In the summer of 2010, a new visual way of consuming news stories was launched for iOS mobile devices – especially the iPad which had been released a few months earlier – in the form of Flipboard, an aggregator app that brought together content from social media, news feeds, photo sharing sites and other websites, and presented it in magazine format.
This highly-appealing visual communication tool became popular very quickly on iPads and iPhones, enabling users to “flip” through the articles, images and videos being viewed in the app, and share them across their social networks.
I discovered Flipboard when the company launched an app for Android devices two years later, and I’ve been a huge fan ever since.
The big appeal for me wasn’t using Flipboard purely as a method of consuming content in an attractive way, on my mobile devices as well as on the web (a version for the web was launched in early 2015).
It was also the ability to curate content into your own magazine and share that magazine with other people to read either in their Flipboad app or via the web. Anyone can do this by signing up for free with Flipboard.
So early on I created a digital magazine called Hobson’s Choice. (There’s a delightful history behind those two words; with a surname like mine, how could I choose any other title for such a magazine?)
Hobson’s Choice is designed to aggregate content that I find interesting covering a wide range of topics. I use it mostly as a bookmarking service, as a resource of content that I can refer to later and read at my leisure, share across my social networks, write a blog post about, research a topic, etc. It’s also an online publication anyone else can read on the web and add to their Flipboard list of magazines they follow in the app if they’d like to.
There are thousands of such Flipboard magazines, created by individuals like me as well as by companies, brands, media and more. For many such publishers, their motivations for creating a magazine are similar to mine. For others, it’s a way of educating people in a visually attractive way. For others still, especially brands, they are a very useful tool to build and nurture community around common interests.
In fact, the types of magazine you can create with Flipboard are potentially infinite.
A Next Level in Digital Magazine Publishing
In October 2017, Flipboard announced a new magazine publishing service that was entirely different to simply aggregating content from other Flipboard publications into your own Flipboard publication.
Instead, they offered the ability to create a magazine that you add content to by importing it directly via RSS feeds. That content can be from anything that has an RSS feed.
Getting started is simple:
To get started, create a profile, submit an RSS feed, and begin curating.
Perhaps not quite that simple – there is a review and approval process from when you apply which, if my experience is anything to go by, can take a while (I applied in October and got my approval to be a publisher just last week).
Why would I want to be such a publisher? you might be wondering.
Well, I saw it primarily as a means of extending the reach of my blog by offering it as a Flipboard magazine.

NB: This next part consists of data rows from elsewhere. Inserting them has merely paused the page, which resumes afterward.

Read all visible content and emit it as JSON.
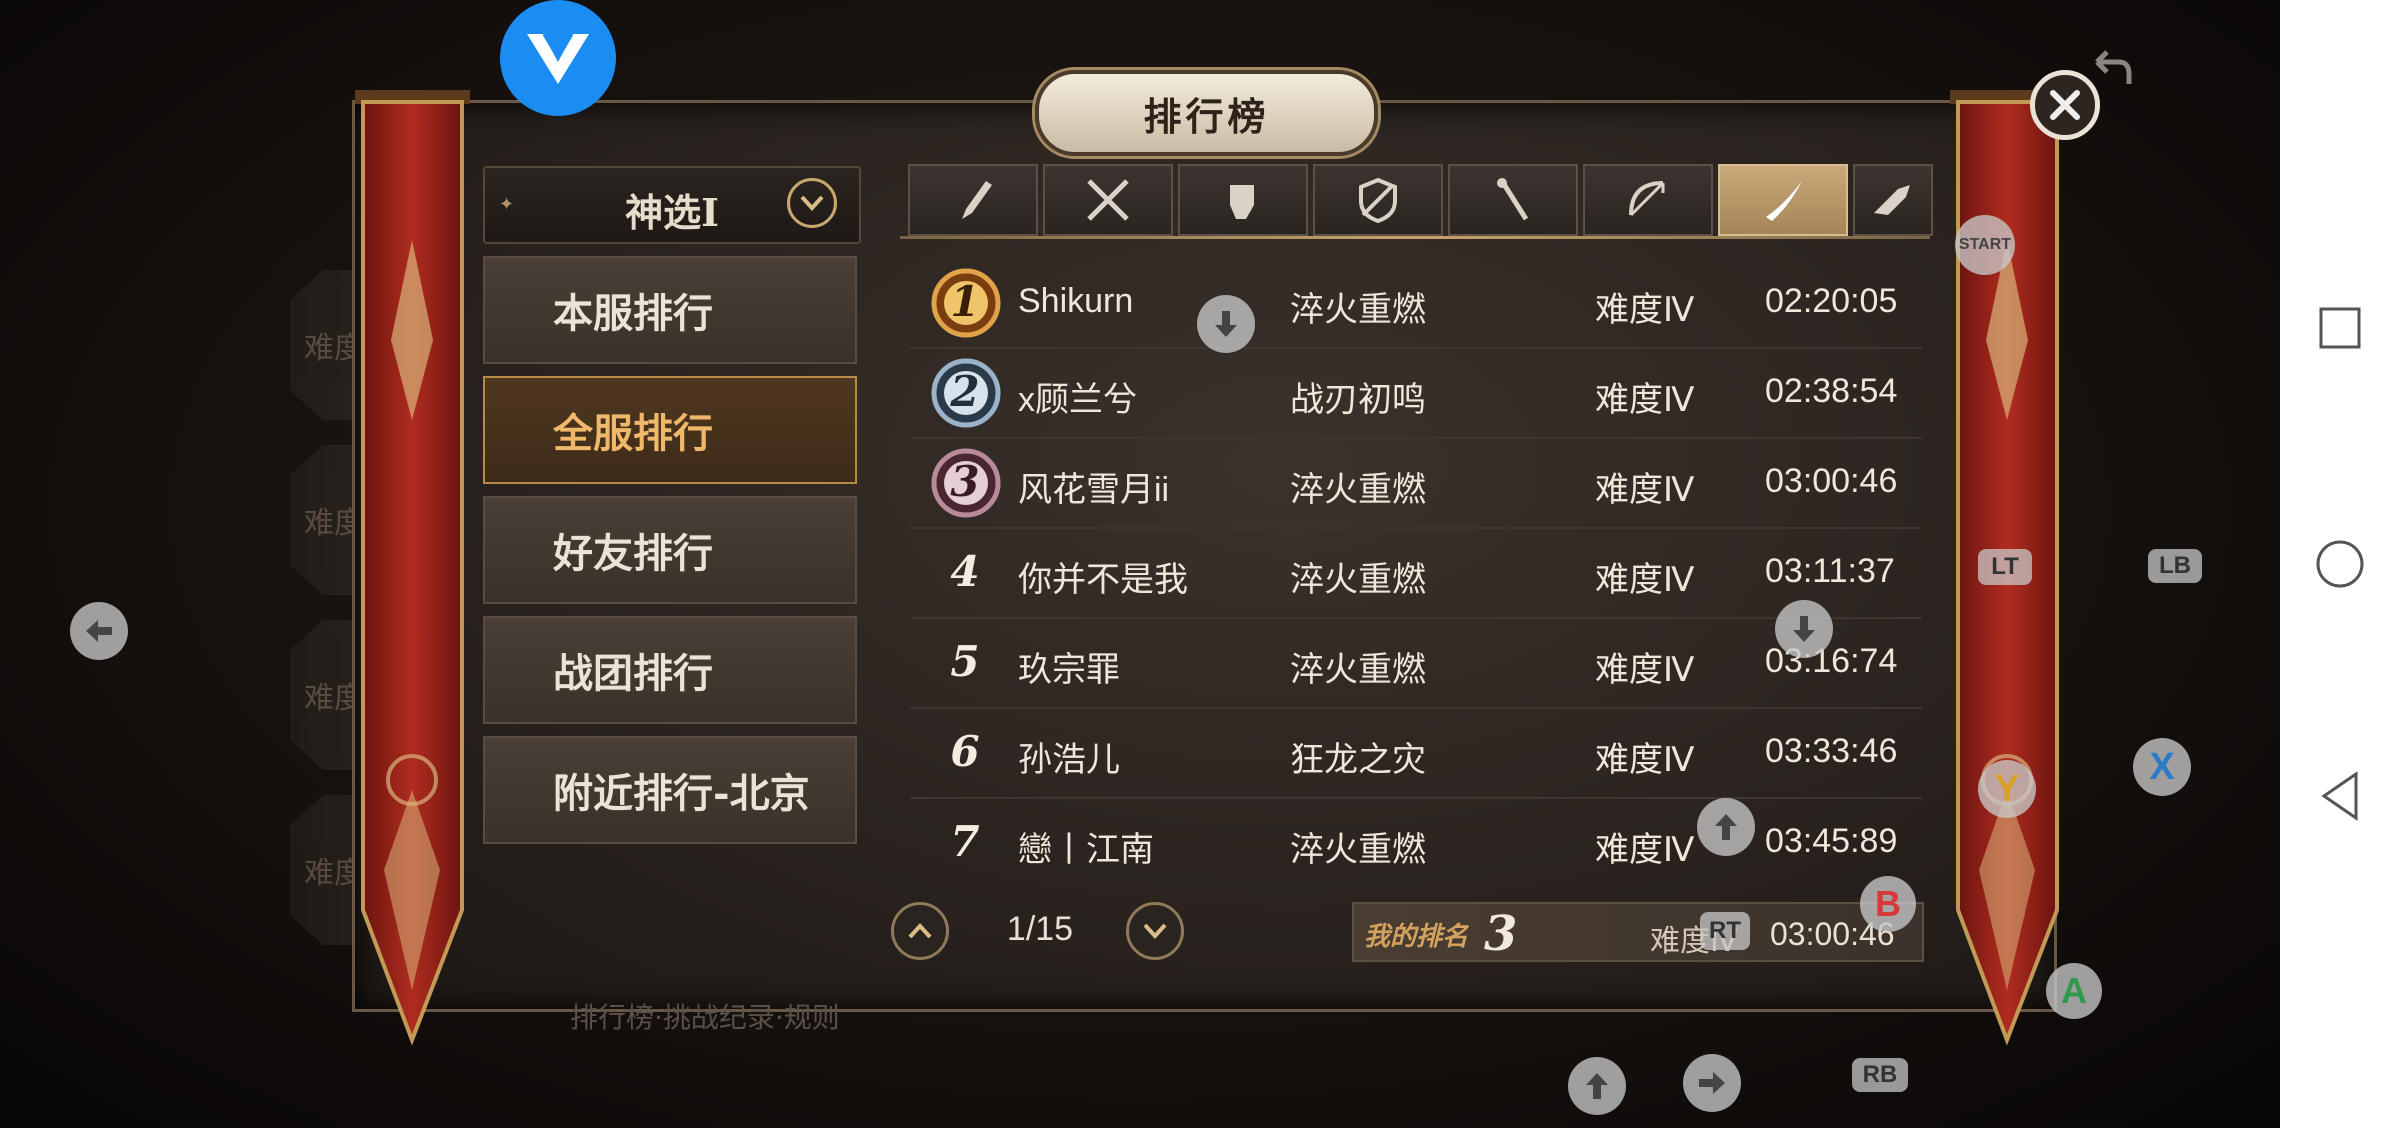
{
  "title": "排行榜",
  "season_selector": {
    "label": "神选I"
  },
  "side_tabs": [
    "难度",
    "难度",
    "难度",
    "难度"
  ],
  "menu": [
    {
      "label": "本服排行",
      "active": false
    },
    {
      "label": "全服排行",
      "active": true
    },
    {
      "label": "好友排行",
      "active": false
    },
    {
      "label": "战团排行",
      "active": false
    },
    {
      "label": "附近排行-北京",
      "active": false
    }
  ],
  "weapon_tabs": [
    {
      "icon": "sword-icon",
      "active": false
    },
    {
      "icon": "crossed-blades-icon",
      "active": false
    },
    {
      "icon": "gauntlet-icon",
      "active": false
    },
    {
      "icon": "shield-icon",
      "active": false
    },
    {
      "icon": "staff-icon",
      "active": false
    },
    {
      "icon": "bow-icon",
      "active": false
    },
    {
      "icon": "curved-blade-icon",
      "active": true
    },
    {
      "icon": "gun-icon",
      "active": false
    }
  ],
  "rows": [
    {
      "rank": "1",
      "medal": "gold",
      "name": "Shikurn",
      "title": "淬火重燃",
      "difficulty": "难度Ⅳ",
      "time": "02:20:05"
    },
    {
      "rank": "2",
      "medal": "silver",
      "name": "x顾兰兮",
      "title": "战刃初鸣",
      "difficulty": "难度Ⅳ",
      "time": "02:38:54"
    },
    {
      "rank": "3",
      "medal": "bronze",
      "name": "风花雪月ii",
      "title": "淬火重燃",
      "difficulty": "难度Ⅳ",
      "time": "03:00:46"
    },
    {
      "rank": "4",
      "medal": "",
      "name": "你并不是我",
      "title": "淬火重燃",
      "difficulty": "难度Ⅳ",
      "time": "03:11:37"
    },
    {
      "rank": "5",
      "medal": "",
      "name": "玖宗罪",
      "title": "淬火重燃",
      "difficulty": "难度Ⅳ",
      "time": "03:16:74"
    },
    {
      "rank": "6",
      "medal": "",
      "name": "孙浩儿",
      "title": "狂龙之灾",
      "difficulty": "难度Ⅳ",
      "time": "03:33:46"
    },
    {
      "rank": "7",
      "medal": "",
      "name": "戀丨江南",
      "title": "淬火重燃",
      "difficulty": "难度Ⅳ",
      "time": "03:45:89"
    }
  ],
  "pager": {
    "text": "1/15"
  },
  "my_rank": {
    "label": "我的排名",
    "rank": "3",
    "difficulty": "难度Ⅳ",
    "time": "03:00:46"
  },
  "bottom_ghost": "排行榜·挑战纪录·规则",
  "gamepad": {
    "start": "START",
    "lt": "LT",
    "lb": "LB",
    "rb": "RB",
    "x": "X",
    "y": "Y",
    "b": "B",
    "a": "A"
  },
  "colors": {
    "accent_active": "#f0b86a",
    "banner_red": "#a3261b",
    "gold_trim": "#c6a46c",
    "app_logo": "#1a8cf2"
  }
}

You can already choose a variety of ways to get my content, from visiting the website, to seeing individual posts syndicated here and there, to subscribing to the RSS feed.
Now you have another choice – NevilleHobson.com on Flipboard.
I have some other ideas for what I might do with Flipboard, that may or may not make it to a state of fruition.
I suspect, though, that this programme will be especially attractive to an organization that wishes to take advantage of a digital publishing method that enables that organization to amplify its content and reach substantially, in a new and interesting way, via a platform that places great store in its technical best practice, its strong focus on the mobile web and support for Google Accelerated Mobile Pages (AMP).
And the RED Bolt Program, a performance mark that gives fast, reader-friendly websites more visibility on Flipboard:
The Reader Enhanced Display (RED) Bolt is awarded to publishers on Flipboard who are advancing the state of mobile reading through technologies that create a better experience for content on the mobile web. The RED Bolt will be shown next to a publisher’s articles in Flipboard and is used to indicate to users that the article they are about to open will load quickly and be free of ad windows that create an intrusive user experience.